‘Biko would’ve been outraged’Comment on this story
Cape Town -
Western Cape Premier Helen Zille has been barred from giving a lecture in memory of Steve Biko, who died 35 years ago.
Stephen Bantu Biko died in police custody on September 12, 1977.
The founder of the Black Consciousness Movement is widely regarded as a martyr of the anti-apartheid movement.
Zille told the Cape Argus she had been due to speak at the Nelson Mandela Metropolitan University in Port Elizabeth on Tuesday, but had been denied permission by the university’s management.
“They argued that there was already a lecture on Wednesday - which is an illegitimate excuse as it’s a different day and on a different campus - and that I had not been given permission of the Biko family.”
Zille said this second reason was “ludicrous” too.
“Great historical figures are spoken about all the time,” she said.
The university’s alleged argument has also raised eyebrows because Zille was famously courageous as the journalist who first broke the scandalous news about Biko’s murder in prison, writing for the Rand Daily Mail.
She has also, on numerous occasions, shared platforms with those close to Biko, such as businesswoman and activist Mamphela Ramphele, who had two children with him.
“The university’s decision amounts to censorship,” Zille said. “Steve Biko would have been outraged.”
Instead, Zille visited the Walmer police station where Biko was detained and tortured during interrogation.
“It is worth recalling the most famous phrase attributed to him: ‘It is better to die for an idea that will live, than to live for an idea that will die.’

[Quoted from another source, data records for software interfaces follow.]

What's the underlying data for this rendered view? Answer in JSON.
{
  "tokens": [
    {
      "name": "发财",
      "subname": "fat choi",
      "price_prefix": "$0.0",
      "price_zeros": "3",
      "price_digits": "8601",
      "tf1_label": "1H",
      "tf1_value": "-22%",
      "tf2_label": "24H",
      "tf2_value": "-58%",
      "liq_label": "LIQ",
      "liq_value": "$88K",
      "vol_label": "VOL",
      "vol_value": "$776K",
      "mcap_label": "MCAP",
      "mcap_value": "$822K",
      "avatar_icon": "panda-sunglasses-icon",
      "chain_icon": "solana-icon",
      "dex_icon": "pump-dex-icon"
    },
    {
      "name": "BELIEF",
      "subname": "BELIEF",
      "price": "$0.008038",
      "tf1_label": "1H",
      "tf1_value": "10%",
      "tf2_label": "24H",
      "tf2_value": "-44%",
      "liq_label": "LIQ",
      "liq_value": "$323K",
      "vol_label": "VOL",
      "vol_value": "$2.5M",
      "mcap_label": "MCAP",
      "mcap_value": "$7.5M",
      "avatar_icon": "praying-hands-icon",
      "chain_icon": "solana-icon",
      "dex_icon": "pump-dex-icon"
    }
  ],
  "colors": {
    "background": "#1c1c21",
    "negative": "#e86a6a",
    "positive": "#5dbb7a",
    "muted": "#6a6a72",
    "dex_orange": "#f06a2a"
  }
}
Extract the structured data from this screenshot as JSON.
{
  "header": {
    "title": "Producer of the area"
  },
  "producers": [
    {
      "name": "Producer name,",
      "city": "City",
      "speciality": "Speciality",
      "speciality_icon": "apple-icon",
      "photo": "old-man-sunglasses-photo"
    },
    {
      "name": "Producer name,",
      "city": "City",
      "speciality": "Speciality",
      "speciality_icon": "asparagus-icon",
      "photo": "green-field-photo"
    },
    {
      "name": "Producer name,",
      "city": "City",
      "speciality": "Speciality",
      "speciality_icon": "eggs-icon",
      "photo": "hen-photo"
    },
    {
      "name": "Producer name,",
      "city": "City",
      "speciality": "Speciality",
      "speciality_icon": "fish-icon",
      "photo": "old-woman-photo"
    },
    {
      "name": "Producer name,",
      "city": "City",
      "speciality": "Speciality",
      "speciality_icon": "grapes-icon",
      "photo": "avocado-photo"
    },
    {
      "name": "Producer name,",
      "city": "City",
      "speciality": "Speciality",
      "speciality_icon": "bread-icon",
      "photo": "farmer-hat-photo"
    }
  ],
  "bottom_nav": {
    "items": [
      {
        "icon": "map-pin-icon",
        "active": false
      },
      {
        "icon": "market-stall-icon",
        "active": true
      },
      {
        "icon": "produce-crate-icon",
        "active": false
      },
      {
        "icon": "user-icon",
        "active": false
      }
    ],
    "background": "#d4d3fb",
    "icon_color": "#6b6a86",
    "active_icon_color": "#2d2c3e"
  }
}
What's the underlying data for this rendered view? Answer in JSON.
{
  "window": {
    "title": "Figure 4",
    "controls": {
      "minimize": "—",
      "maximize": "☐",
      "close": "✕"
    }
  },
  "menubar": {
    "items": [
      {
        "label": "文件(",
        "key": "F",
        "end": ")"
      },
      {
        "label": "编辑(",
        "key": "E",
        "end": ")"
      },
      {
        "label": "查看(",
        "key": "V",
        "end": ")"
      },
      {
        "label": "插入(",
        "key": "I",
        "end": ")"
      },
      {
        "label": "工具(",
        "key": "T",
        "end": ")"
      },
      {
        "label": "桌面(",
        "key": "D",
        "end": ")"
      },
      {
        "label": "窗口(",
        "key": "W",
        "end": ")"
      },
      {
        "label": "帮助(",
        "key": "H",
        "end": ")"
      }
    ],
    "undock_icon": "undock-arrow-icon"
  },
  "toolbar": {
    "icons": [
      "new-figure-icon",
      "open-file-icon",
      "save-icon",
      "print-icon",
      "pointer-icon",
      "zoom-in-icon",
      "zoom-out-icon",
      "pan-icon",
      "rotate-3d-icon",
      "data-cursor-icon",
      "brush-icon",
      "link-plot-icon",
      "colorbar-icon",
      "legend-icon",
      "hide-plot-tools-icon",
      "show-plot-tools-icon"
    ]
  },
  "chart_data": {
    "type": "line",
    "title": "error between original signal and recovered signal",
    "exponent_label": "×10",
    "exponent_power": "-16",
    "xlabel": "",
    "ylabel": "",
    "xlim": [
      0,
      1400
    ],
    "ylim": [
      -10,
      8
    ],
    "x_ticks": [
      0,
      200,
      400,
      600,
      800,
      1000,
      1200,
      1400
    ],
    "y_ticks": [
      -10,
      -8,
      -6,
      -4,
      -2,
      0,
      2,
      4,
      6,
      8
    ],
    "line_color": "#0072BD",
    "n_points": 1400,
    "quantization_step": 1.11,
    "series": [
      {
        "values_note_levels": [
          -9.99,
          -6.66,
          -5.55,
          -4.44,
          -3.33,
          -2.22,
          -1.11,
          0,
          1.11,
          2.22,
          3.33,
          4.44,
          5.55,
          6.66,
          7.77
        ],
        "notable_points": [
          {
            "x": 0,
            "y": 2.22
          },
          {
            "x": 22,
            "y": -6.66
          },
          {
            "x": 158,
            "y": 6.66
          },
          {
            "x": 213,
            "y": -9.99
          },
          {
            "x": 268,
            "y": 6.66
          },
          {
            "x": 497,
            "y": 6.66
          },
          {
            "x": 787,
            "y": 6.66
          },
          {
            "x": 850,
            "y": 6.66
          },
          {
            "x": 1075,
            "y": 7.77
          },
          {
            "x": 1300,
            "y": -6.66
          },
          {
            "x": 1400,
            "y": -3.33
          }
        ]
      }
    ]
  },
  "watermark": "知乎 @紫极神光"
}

“Apartheid is dead. Biko’s ideas live on. It is incumbent on us to ensure that they are a beacon on the road to a genuine and sustainable democracy and genuine liberation,” Zille said.